## DESCRIPTION OF THE TASK
Copy each line below that includes "JSON".

## TASK MATERIAL

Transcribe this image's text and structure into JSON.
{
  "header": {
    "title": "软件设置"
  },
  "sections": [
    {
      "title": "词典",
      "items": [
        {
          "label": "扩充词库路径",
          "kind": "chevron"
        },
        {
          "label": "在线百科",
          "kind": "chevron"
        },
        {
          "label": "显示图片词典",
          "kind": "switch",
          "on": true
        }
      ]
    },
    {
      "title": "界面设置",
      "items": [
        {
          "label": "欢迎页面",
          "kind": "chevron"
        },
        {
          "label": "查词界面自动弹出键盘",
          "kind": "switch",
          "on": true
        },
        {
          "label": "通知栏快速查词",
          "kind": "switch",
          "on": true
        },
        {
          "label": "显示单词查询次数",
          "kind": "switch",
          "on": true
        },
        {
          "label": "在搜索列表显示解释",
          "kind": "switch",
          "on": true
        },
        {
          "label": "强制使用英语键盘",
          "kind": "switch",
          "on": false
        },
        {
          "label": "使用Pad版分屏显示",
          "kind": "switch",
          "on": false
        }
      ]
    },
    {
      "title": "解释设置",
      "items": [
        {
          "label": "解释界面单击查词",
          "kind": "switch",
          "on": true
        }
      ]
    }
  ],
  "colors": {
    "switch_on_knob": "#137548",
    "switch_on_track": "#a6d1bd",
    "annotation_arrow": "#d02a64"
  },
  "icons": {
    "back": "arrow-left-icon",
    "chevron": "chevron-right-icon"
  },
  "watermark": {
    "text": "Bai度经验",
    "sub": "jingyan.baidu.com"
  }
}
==
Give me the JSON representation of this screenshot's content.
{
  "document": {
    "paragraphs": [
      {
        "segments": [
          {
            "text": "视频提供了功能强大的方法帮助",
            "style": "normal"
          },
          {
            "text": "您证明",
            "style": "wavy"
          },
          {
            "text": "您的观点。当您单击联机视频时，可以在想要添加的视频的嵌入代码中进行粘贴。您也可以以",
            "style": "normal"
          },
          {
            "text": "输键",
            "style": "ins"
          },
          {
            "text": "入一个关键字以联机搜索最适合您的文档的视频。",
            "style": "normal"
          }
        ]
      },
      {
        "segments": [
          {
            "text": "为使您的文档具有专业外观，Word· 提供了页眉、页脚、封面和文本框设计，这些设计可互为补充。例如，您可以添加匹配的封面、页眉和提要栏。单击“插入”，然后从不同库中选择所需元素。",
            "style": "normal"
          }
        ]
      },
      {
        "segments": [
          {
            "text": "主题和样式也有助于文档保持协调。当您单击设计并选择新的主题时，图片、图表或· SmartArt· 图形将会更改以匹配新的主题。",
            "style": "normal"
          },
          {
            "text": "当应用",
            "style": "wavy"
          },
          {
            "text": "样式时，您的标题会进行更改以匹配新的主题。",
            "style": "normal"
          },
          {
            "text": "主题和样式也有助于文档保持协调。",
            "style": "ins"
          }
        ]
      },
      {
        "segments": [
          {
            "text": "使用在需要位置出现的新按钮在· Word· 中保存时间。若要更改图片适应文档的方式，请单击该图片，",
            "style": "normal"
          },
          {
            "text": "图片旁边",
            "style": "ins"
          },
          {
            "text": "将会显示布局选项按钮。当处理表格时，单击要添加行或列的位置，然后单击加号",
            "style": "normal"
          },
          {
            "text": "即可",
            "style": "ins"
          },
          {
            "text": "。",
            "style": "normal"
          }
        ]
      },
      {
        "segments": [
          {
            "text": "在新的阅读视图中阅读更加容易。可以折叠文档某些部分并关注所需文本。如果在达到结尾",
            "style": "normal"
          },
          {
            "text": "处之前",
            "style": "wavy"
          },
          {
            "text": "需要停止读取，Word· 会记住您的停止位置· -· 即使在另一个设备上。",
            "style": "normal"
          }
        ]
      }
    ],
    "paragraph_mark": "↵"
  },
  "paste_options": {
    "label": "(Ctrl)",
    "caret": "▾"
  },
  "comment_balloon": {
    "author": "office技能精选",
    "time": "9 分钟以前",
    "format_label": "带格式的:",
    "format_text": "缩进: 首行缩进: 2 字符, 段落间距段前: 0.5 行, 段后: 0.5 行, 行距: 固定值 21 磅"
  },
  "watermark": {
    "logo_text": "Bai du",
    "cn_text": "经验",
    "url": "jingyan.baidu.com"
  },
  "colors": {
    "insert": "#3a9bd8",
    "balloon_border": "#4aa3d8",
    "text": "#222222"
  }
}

## SOLUTION TO THIS TASK
Transcribe this image's text and structure into JSON.
Give me the JSON representation of this screenshot's content.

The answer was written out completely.